New research published by City & Guilds Group revealed that U.S. employees have a strong appetite for training, but there is a lack of accessible, engaging, and personalized learning and development (L&D) activity at work.
Last year SHRM CEO, Johnny C. Taylor Jr. launched a national conversation surrounding the need to close the skills gap – a critical issue that affects all employers and employees.
The April 2019 Bureau of Labor Statistics (BLS) reported an unemployment rate of 3.6% with 263,000 new jobs. These job gains occurred in professional and business services, construction, health care, and social assistance. However, the number of long-term unemployed (those jobless for 27 weeks or more) was little changed at 1.2 million in April and accounted for 21.1% of the unemployed. The all-important labor force participation rate declined by 0.2% age point to 62.8% in April. The...
One of the most nebulous measurements is the effectiveness of training. According to the Association for Talent Development (ATD) 2018 State of the Industry report on training, learning hours per employee was approximately 34.1 hours (slightly more than four eight-hour workdays) in 2017, which was the same as 2016. Between 2012 and 2016, this number increased steadily. The traditional instructor-led live classroom format accounted for more than half of all learning hours used at...
Up to 20% of employee turnover occurs within the first 45 days of employment, according to research by O.C. Tanner. In addition, according to McLean & Company’s 2018 HR Trends report, only 37% of HR professionals rate their onboarding efforts as effective.
Most employers have jobs that have certain requirements that must be met before the job can be filled. Many times, it is an educational requirement. If an employee wants to improve their opportunities within an organization, many employers provide tuition reimbursement up to the tax-exempt maximum of $5,250 a year. However, these payments are made only after an employee has paid for, successfully taken the course, and received a “C” or better.
Employer law suits have increased over the years. And whether legitimate or not, they cost employers time and money. Many of these lawsuits are not triggered by blatant abuse of employment laws, but rather simple managerial mistakes.
West Monroe Partners, a business and technology consultancy, released a study earlier this year entitled, “Closing the Technology Leadership Gap.” The report investigates the state of soft skills, defined as communication, collaboration, conflict resolution, and leadership in technology and IT hiring decisions. It pinpoints the lack of focus on soft skills in today’s workplaces as the cause of productivity, innovation, and growth issues.

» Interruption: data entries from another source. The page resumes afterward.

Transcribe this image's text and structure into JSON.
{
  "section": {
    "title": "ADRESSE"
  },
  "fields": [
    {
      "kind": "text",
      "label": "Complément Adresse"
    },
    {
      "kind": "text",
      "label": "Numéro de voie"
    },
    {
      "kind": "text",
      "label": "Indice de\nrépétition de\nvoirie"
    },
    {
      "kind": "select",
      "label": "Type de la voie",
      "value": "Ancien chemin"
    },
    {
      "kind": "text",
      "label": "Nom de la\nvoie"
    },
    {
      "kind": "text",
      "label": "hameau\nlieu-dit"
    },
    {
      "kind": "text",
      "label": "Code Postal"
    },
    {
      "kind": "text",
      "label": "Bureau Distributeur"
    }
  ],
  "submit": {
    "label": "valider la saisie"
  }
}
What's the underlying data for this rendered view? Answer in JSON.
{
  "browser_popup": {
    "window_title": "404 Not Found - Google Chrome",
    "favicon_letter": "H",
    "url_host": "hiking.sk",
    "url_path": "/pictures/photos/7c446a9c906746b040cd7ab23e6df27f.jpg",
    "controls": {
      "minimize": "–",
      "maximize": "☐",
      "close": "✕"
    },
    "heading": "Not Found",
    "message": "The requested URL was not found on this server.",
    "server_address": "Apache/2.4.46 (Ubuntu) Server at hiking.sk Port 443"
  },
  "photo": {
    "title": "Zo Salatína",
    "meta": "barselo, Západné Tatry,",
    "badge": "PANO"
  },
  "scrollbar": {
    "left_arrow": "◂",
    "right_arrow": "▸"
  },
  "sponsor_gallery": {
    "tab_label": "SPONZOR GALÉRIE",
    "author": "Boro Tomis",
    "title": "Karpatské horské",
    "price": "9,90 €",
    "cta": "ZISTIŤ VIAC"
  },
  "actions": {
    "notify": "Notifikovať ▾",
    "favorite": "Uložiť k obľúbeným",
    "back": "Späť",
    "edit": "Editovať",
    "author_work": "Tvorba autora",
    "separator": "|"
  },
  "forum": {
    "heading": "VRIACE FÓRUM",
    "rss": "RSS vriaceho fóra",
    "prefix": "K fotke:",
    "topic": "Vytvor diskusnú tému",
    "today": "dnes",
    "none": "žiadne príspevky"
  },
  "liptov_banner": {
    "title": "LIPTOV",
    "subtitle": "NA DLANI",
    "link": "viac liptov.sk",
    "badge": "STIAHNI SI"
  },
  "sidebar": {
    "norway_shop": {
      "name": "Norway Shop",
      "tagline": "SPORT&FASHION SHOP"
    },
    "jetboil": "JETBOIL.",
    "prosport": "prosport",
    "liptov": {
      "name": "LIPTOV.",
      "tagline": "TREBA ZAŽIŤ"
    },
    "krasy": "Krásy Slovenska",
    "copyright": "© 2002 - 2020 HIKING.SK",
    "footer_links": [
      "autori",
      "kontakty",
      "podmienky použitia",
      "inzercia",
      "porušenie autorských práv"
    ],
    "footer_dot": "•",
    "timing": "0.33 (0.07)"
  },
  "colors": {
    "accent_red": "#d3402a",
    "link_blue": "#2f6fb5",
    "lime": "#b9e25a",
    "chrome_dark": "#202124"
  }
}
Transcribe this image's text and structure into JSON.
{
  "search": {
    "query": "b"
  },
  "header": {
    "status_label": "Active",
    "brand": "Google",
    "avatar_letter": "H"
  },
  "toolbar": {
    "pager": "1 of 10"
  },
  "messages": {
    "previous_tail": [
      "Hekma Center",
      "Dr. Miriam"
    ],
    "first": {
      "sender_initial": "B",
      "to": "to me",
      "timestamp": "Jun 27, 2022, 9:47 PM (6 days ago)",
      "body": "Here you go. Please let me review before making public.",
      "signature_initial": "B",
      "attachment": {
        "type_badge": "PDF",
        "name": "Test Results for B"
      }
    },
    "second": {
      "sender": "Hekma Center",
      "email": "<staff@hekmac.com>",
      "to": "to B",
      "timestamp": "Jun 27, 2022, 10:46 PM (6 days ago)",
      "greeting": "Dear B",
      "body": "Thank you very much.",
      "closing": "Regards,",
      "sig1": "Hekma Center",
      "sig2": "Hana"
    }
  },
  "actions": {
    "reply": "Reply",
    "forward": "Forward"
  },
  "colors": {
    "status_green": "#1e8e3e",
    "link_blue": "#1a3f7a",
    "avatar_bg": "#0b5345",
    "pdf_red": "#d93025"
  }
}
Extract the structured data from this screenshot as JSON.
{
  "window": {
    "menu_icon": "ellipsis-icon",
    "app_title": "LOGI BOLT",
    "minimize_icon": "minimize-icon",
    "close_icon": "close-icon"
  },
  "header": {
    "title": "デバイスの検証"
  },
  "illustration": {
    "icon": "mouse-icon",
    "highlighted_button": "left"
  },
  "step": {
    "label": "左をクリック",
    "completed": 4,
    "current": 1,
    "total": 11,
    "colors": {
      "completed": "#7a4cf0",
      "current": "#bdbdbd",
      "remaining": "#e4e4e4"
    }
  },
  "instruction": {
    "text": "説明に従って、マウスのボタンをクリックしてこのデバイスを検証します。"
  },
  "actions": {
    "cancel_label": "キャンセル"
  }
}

The same qualities that describe a good listener, describe a good leader: respect, concern, an openness to new ideas, empathy, compassion, curiosity, trust, loyalty, and receptivity. However, one of the lowest rated behaviors in 360-feedback surveys for managers is listening.
Although cross functioning teams are the rage, and at times rightly so, it appears that too many bosses are like the adage too many cooks. According to a Gartner survey, more than two-thirds of employees around the world say they have to consult with more than one boss to get their jobs done. What does that mean? It means that these employees waste significant amounts of time waiting for guidance from senior leaders.
The White House Administration’s Council of Advisors on Science and Technology predicts that by 2020 the U.S. will be short 1 million tech professionals. How can employers do their part to help this growing shortage?
A majority of Americans (62%) agree that apprenticeships—or “earn while learning” vocational opportunities—make people more employable than going to college, according to the results of the latest American Staffing Association Workforce Monitor® survey of more than 2,000 U.S. adults conducted online by The Harris Poll.
A recent study by Korn Ferry revealed that if not addressed, the skilled talent shortages could have significant impact on global economics by 2030.
Employees today are more likely to job hop than ever before. Millennials in particular have earned, whether legitimate or not, a reputation for job hopping. But the latest research shows that if employees, even Millennials, are engaged and have learning opportunities in the workplace, they are less likely to leave.
A new Korn Ferry survey shows that if new hires aren’t happy, they’ll leave.